“I would’ve been a flight risk,” Steve confirms, blurting the statement out due to the lasso’s influence. “I’m still thinking of running, but the only reason I haven’t is because you’re here. I’m also very confused over what’s going on, and still no one’s giving me answers, which quite frankly, is seriously starting to irk the hell out of me.”

Diana stares hard at him, and for a moment, it looks as though she’s about to snap, but then she lets out a breath and slowly goes to undo the lasso. Glancing over at Bruce, she starts unwrapping Steve. “How much have you told him?”

“Nothing,” Bruce bluntly answers.

“No surprise there,” Diana mutters under her breath. Once she has the lasso off of Steve completely, she doesn’t speak. She doesn’t move toward him or away from him. She just looks at him with silence in her throat and on her face. If Steve has anything to say, he doesn’t. Instead, he simply stares back at her with a mixture of emotions all over his face.

His face. Steve’s face.

Suddenly, Diana blinks hard as she feels hot tears fill her eyes, and she presses her lips together into a hard line to fight the emotions back. She’s had many opportunities to think back to certain moments from years past and how she would redo them now, but she’s never allowed herself to think about what she would’ve done differently for Steve. Thinking about “what ifs” that had to do with him had always been too painful, and so she’d locked those wandering questions deep in her heart with the hope that maybe they’d dehydrate and die for good in there. But as she looks at him, as she looks at the face she thought she’d never get to see again, she realizes that the biggest possible “what if” she ever could have dreamed up is standing in front of her.

Before she can stop herself, she reaches up with one hand to touch his cheek.

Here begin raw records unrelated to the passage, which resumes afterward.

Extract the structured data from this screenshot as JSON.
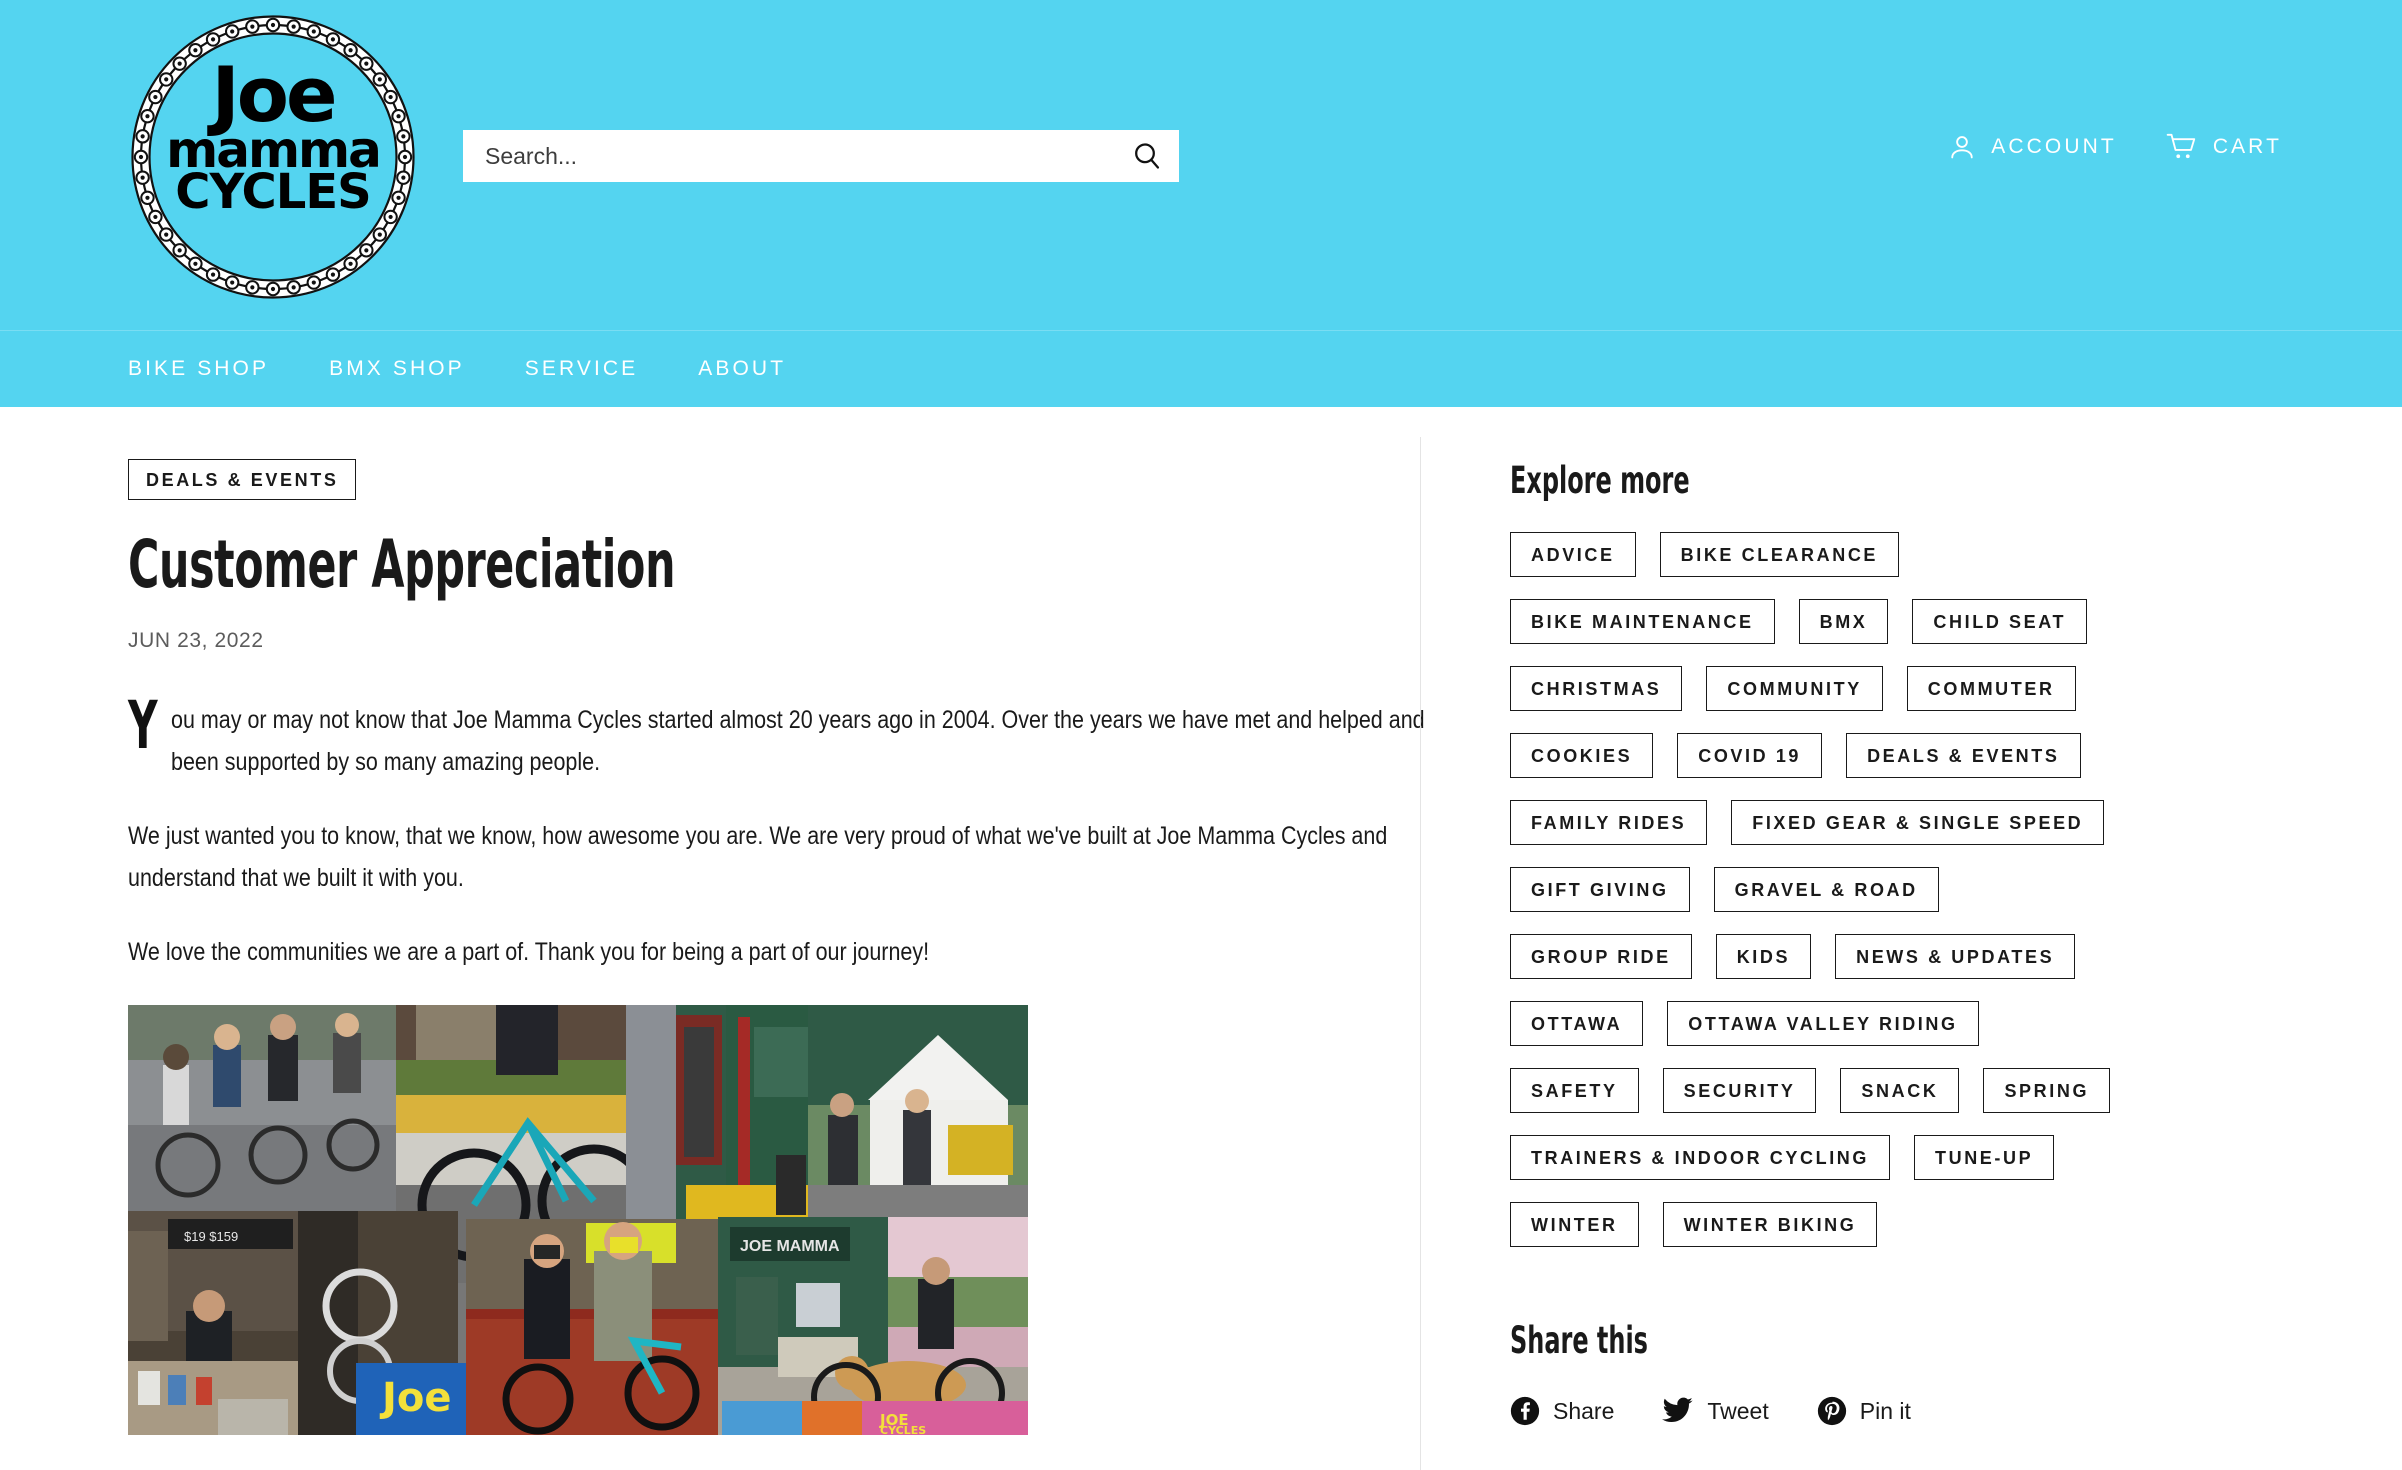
{
  "brand": {
    "logo_line1": "Joe",
    "logo_line2": "mamma",
    "logo_line3": "CYCLES",
    "header_bg": "#54D4F0"
  },
  "search": {
    "placeholder": "Search...",
    "value": "",
    "icon": "search-icon"
  },
  "header": {
    "account_label": "ACCOUNT",
    "account_icon": "user-icon",
    "cart_label": "CART",
    "cart_icon": "shopping-cart-icon"
  },
  "nav": {
    "items": [
      {
        "label": "BIKE SHOP"
      },
      {
        "label": "BMX SHOP"
      },
      {
        "label": "SERVICE"
      },
      {
        "label": "ABOUT"
      }
    ]
  },
  "article": {
    "category_badge": "DEALS & EVENTS",
    "title": "Customer Appreciation",
    "date": "JUN 23, 2022",
    "dropcap": "Y",
    "paragraph_1": "ou may or may not know that Joe Mamma Cycles started almost 20 years ago in 2004. Over the years we have met and helped and been supported by so many amazing people.",
    "paragraph_2": "We just wanted you to know, that we know, how awesome you are. We are very proud of what we've built at Joe Mamma Cycles and understand that we built it with you.",
    "paragraph_3": "We love the communities we are a part of. Thank you for being a part of our journey!",
    "image_alt": "photo-collage-of-joe-mamma-cycles-customers-and-shop"
  },
  "sidebar": {
    "explore_heading": "Explore more",
    "tags": [
      "ADVICE",
      "BIKE CLEARANCE",
      "BIKE MAINTENANCE",
      "BMX",
      "CHILD SEAT",
      "CHRISTMAS",
      "COMMUNITY",
      "COMMUTER",
      "COOKIES",
      "COVID 19",
      "DEALS & EVENTS",
      "FAMILY RIDES",
      "FIXED GEAR & SINGLE SPEED",
      "GIFT GIVING",
      "GRAVEL & ROAD",
      "GROUP RIDE",
      "KIDS",
      "NEWS & UPDATES",
      "OTTAWA",
      "OTTAWA VALLEY RIDING",
      "SAFETY",
      "SECURITY",
      "SNACK",
      "SPRING",
      "TRAINERS & INDOOR CYCLING",
      "TUNE-UP",
      "WINTER",
      "WINTER BIKING"
    ],
    "share_heading": "Share this",
    "share_links": [
      {
        "label": "Share",
        "icon": "facebook-icon"
      },
      {
        "label": "Tweet",
        "icon": "twitter-icon"
      },
      {
        "label": "Pin it",
        "icon": "pinterest-icon"
      }
    ]
  }
}
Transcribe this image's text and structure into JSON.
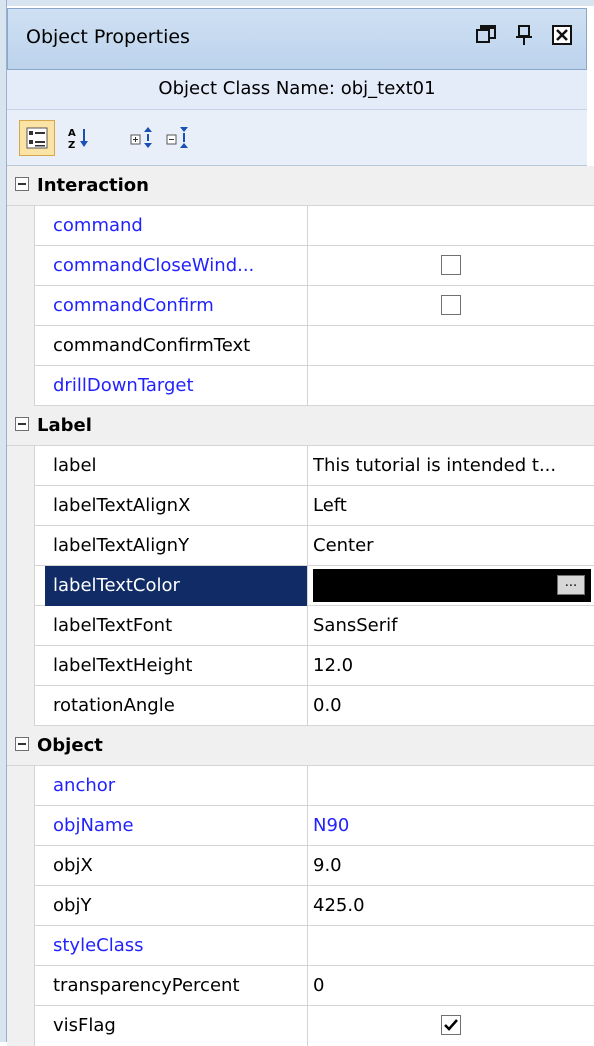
{
  "window": {
    "title": "Object Properties",
    "class_name_text": "Object Class Name: obj_text01",
    "icons": [
      "restore-window-icon",
      "pin-icon",
      "close-icon"
    ]
  },
  "toolbar": {
    "buttons": [
      "categorized-view-icon",
      "alphabetical-sort-icon",
      "expand-all-icon",
      "collapse-all-icon"
    ]
  },
  "categories": {
    "interaction": "Interaction",
    "label": "Label",
    "object": "Object"
  },
  "properties": {
    "command": {
      "name": "command",
      "value": ""
    },
    "commandCloseWindow": {
      "name": "commandCloseWind...",
      "value": ""
    },
    "commandConfirm": {
      "name": "commandConfirm",
      "value": ""
    },
    "commandConfirmText": {
      "name": "commandConfirmText",
      "value": ""
    },
    "drillDownTarget": {
      "name": "drillDownTarget",
      "value": ""
    },
    "label": {
      "name": "label",
      "value": "This tutorial is intended t..."
    },
    "labelTextAlignX": {
      "name": "labelTextAlignX",
      "value": "Left"
    },
    "labelTextAlignY": {
      "name": "labelTextAlignY",
      "value": "Center"
    },
    "labelTextColor": {
      "name": "labelTextColor",
      "value": "",
      "color": "#000000",
      "button": "..."
    },
    "labelTextFont": {
      "name": "labelTextFont",
      "value": "SansSerif"
    },
    "labelTextHeight": {
      "name": "labelTextHeight",
      "value": "12.0"
    },
    "rotationAngle": {
      "name": "rotationAngle",
      "value": "0.0"
    },
    "anchor": {
      "name": "anchor",
      "value": ""
    },
    "objName": {
      "name": "objName",
      "value": "N90"
    },
    "objX": {
      "name": "objX",
      "value": "9.0"
    },
    "objY": {
      "name": "objY",
      "value": "425.0"
    },
    "styleClass": {
      "name": "styleClass",
      "value": ""
    },
    "transparencyPercent": {
      "name": "transparencyPercent",
      "value": "0"
    },
    "visFlag": {
      "name": "visFlag",
      "value": "",
      "checked": true
    }
  },
  "colors": {
    "selection": "#102b66",
    "modified_property": "#2222ff",
    "header": "#bcd3ec"
  }
}
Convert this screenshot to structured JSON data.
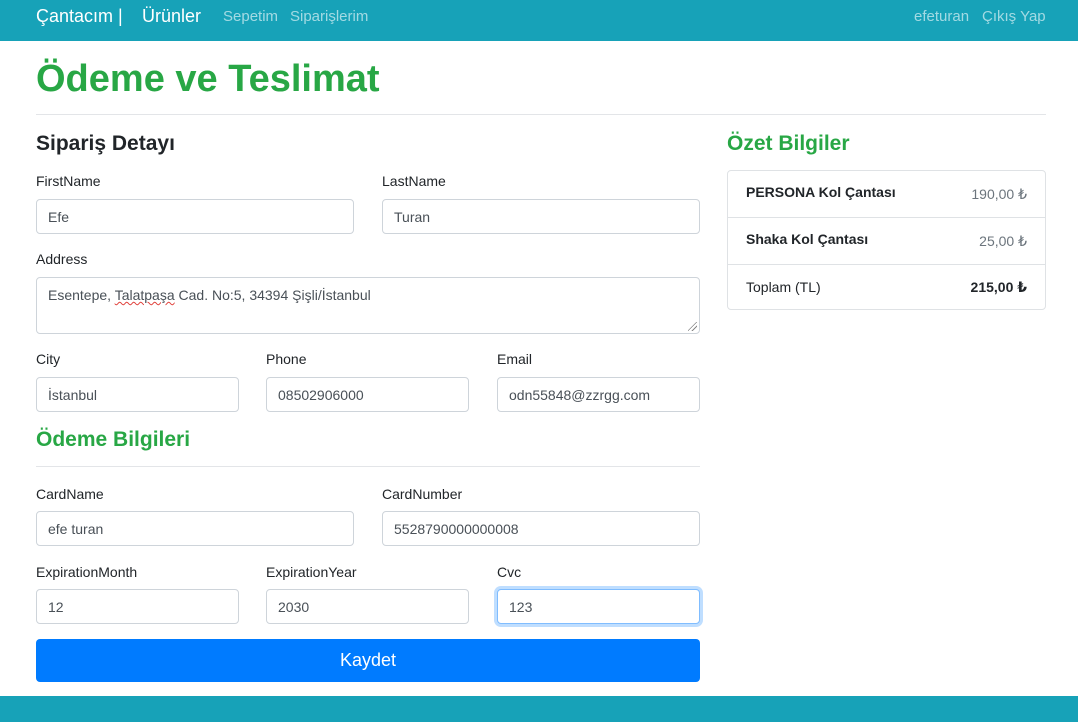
{
  "navbar": {
    "brand": "Çantacım |",
    "products": "Ürünler",
    "cart": "Sepetim",
    "orders": "Siparişlerim",
    "user": "efeturan",
    "logout": "Çıkış Yap"
  },
  "page_title": "Ödeme ve Teslimat",
  "order_details": {
    "title": "Sipariş Detayı",
    "first_name": {
      "label": "FirstName",
      "value": "Efe"
    },
    "last_name": {
      "label": "LastName",
      "value": "Turan"
    },
    "address": {
      "label": "Address",
      "value_before": "Esentepe, ",
      "value_misspelled": "Talatpaşa",
      "value_after": " Cad. No:5, 34394 Şişli/İstanbul"
    },
    "city": {
      "label": "City",
      "value": "İstanbul"
    },
    "phone": {
      "label": "Phone",
      "value": "08502906000"
    },
    "email": {
      "label": "Email",
      "value": "odn55848@zzrgg.com"
    }
  },
  "payment": {
    "title": "Ödeme Bilgileri",
    "card_name": {
      "label": "CardName",
      "value": "efe turan"
    },
    "card_number": {
      "label": "CardNumber",
      "value": "5528790000000008"
    },
    "exp_month": {
      "label": "ExpirationMonth",
      "value": "12"
    },
    "exp_year": {
      "label": "ExpirationYear",
      "value": "2030"
    },
    "cvc": {
      "label": "Cvc",
      "value": "123"
    }
  },
  "submit_label": "Kaydet",
  "summary": {
    "title": "Özet Bilgiler",
    "items": [
      {
        "name": "PERSONA Kol Çantası",
        "price": "190,00 ₺"
      },
      {
        "name": "Shaka Kol Çantası",
        "price": "25,00 ₺"
      }
    ],
    "total_label": "Toplam (TL)",
    "total_value": "215,00 ₺"
  },
  "colors": {
    "navbar": "#17a2b8",
    "heading_green": "#28a745",
    "primary_button": "#007bff"
  }
}
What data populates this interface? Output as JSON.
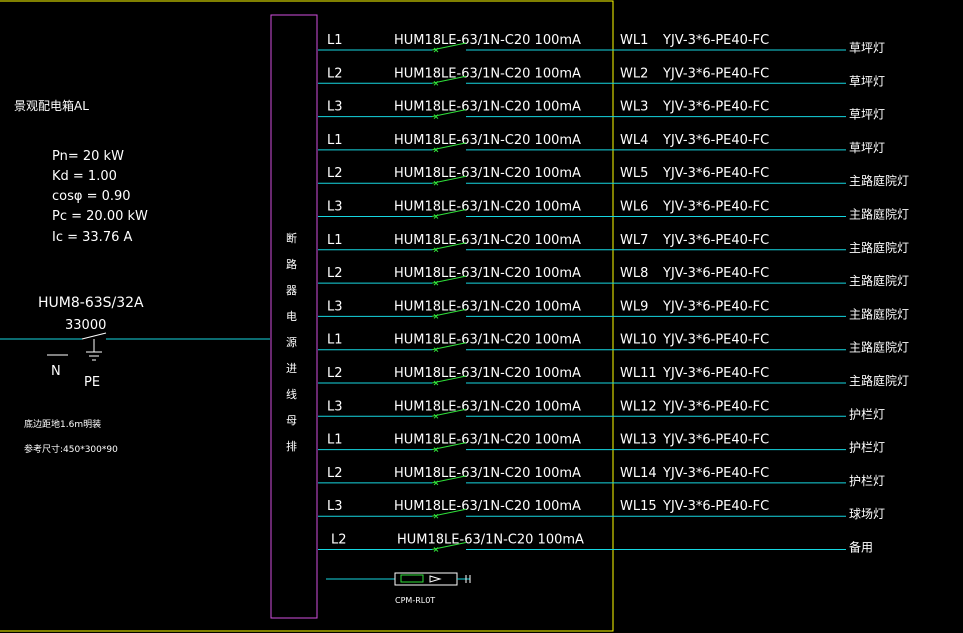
{
  "panel": {
    "title": "景观配电箱AL",
    "params": [
      "Pn= 20  kW",
      "Kd = 1.00",
      "cosφ = 0.90",
      "Pc = 20.00  kW",
      "Ic = 33.76  A"
    ],
    "main_breaker": "HUM8-63S/32A",
    "main_breaker_code": "33000",
    "n_label": "N",
    "pe_label": "PE",
    "install_note": "底边距地1.6m明装",
    "size_note": "参考尺寸:450*300*90",
    "bus_text": [
      "断",
      "路",
      "器",
      "电",
      "源",
      "进",
      "线",
      "母",
      "排"
    ],
    "meter_label": "CPM-RL0T"
  },
  "circuits": [
    {
      "phase": "L1",
      "breaker": "HUM18LE-63/1N-C20  100mA",
      "wl": "WL1",
      "cable": "YJV-3*6-PE40-FC",
      "load": "草坪灯"
    },
    {
      "phase": "L2",
      "breaker": "HUM18LE-63/1N-C20  100mA",
      "wl": "WL2",
      "cable": "YJV-3*6-PE40-FC",
      "load": "草坪灯"
    },
    {
      "phase": "L3",
      "breaker": "HUM18LE-63/1N-C20  100mA",
      "wl": "WL3",
      "cable": "YJV-3*6-PE40-FC",
      "load": "草坪灯"
    },
    {
      "phase": "L1",
      "breaker": "HUM18LE-63/1N-C20  100mA",
      "wl": "WL4",
      "cable": "YJV-3*6-PE40-FC",
      "load": "草坪灯"
    },
    {
      "phase": "L2",
      "breaker": "HUM18LE-63/1N-C20  100mA",
      "wl": "WL5",
      "cable": "YJV-3*6-PE40-FC",
      "load": "主路庭院灯"
    },
    {
      "phase": "L3",
      "breaker": "HUM18LE-63/1N-C20  100mA",
      "wl": "WL6",
      "cable": "YJV-3*6-PE40-FC",
      "load": "主路庭院灯"
    },
    {
      "phase": "L1",
      "breaker": "HUM18LE-63/1N-C20  100mA",
      "wl": "WL7",
      "cable": "YJV-3*6-PE40-FC",
      "load": "主路庭院灯"
    },
    {
      "phase": "L2",
      "breaker": "HUM18LE-63/1N-C20  100mA",
      "wl": "WL8",
      "cable": "YJV-3*6-PE40-FC",
      "load": "主路庭院灯"
    },
    {
      "phase": "L3",
      "breaker": "HUM18LE-63/1N-C20  100mA",
      "wl": "WL9",
      "cable": "YJV-3*6-PE40-FC",
      "load": "主路庭院灯"
    },
    {
      "phase": "L1",
      "breaker": "HUM18LE-63/1N-C20  100mA",
      "wl": "WL10",
      "cable": "YJV-3*6-PE40-FC",
      "load": "主路庭院灯"
    },
    {
      "phase": "L2",
      "breaker": "HUM18LE-63/1N-C20  100mA",
      "wl": "WL11",
      "cable": "YJV-3*6-PE40-FC",
      "load": "主路庭院灯"
    },
    {
      "phase": "L3",
      "breaker": "HUM18LE-63/1N-C20  100mA",
      "wl": "WL12",
      "cable": "YJV-3*6-PE40-FC",
      "load": "护栏灯"
    },
    {
      "phase": "L1",
      "breaker": "HUM18LE-63/1N-C20  100mA",
      "wl": "WL13",
      "cable": "YJV-3*6-PE40-FC",
      "load": "护栏灯"
    },
    {
      "phase": "L2",
      "breaker": "HUM18LE-63/1N-C20  100mA",
      "wl": "WL14",
      "cable": "YJV-3*6-PE40-FC",
      "load": "护栏灯"
    },
    {
      "phase": "L3",
      "breaker": "HUM18LE-63/1N-C20  100mA",
      "wl": "WL15",
      "cable": "YJV-3*6-PE40-FC",
      "load": "球场灯"
    },
    {
      "phase": "L2",
      "breaker": "HUM18LE-63/1N-C20  100mA",
      "wl": "",
      "cable": "",
      "load": "备用"
    }
  ],
  "colors": {
    "wire": "#16d6e0",
    "frame": "#ffff00",
    "bus": "#d24fe0",
    "switch": "#2fe03a",
    "text": "#ffffff",
    "background": "#000000"
  }
}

Her fingertips lightly ghost over his skin, and she nearly gasps when she feels how warm—how alive he truly is. Steve closes his eyes at her touch and leans his cheek into her palm before turning to kiss the heel of her hand.

“Diana,” he says quietly.

Diana swallows and blinks again. “It’s you. It’s really you.”

“Yeah. It’s me. I just…what’s going on? Can you tell me that?” Steve’s eyes search her face for any kind of answer he can get just from looking at her. “What about the War?”


“What happened with the plane? What do you mean when you say you saw me die?”

“Steve…” Diana starts again, and this time she puts both hands on his face as she looks into his eyes. “Steve. The War is over. It’s been over for a long time.”

Those little crinkles in the corners of his eyes return as he squints at her to try to understand what she’s saying. “A long time? What are we talking here—a month? Two months? Three months?”

Diana takes a breath. “One hundred years.”

Steve blinks quickly, and he stares at her in complete confusion. “Wait…wait, what? You were serious? What are you—“

“The War ended in 1918. The same year you died, the very day you died. And now it’s 2018, a full 100 years from the last time you were conscious. 

Steve stares at her. Briefly, Diana wonders if this is how he’d felt on Themyscira when he’d learned that the Amazons didn’t know what the War was, let alone the Germans. He looks over at Bruce and then back to her, and he shakes his head a little bit.

“Steve…Steve, talk to me,” she pleads, stroking his cheek without even realizing it as she looks up at him with huge worried eyes. It’s been so long since someone has been worried about him, she realizes, since everyone who had known him is now dead. Everyone except for her.

Steve sucks in a breath, and then he lets it out. “Oh, shit.”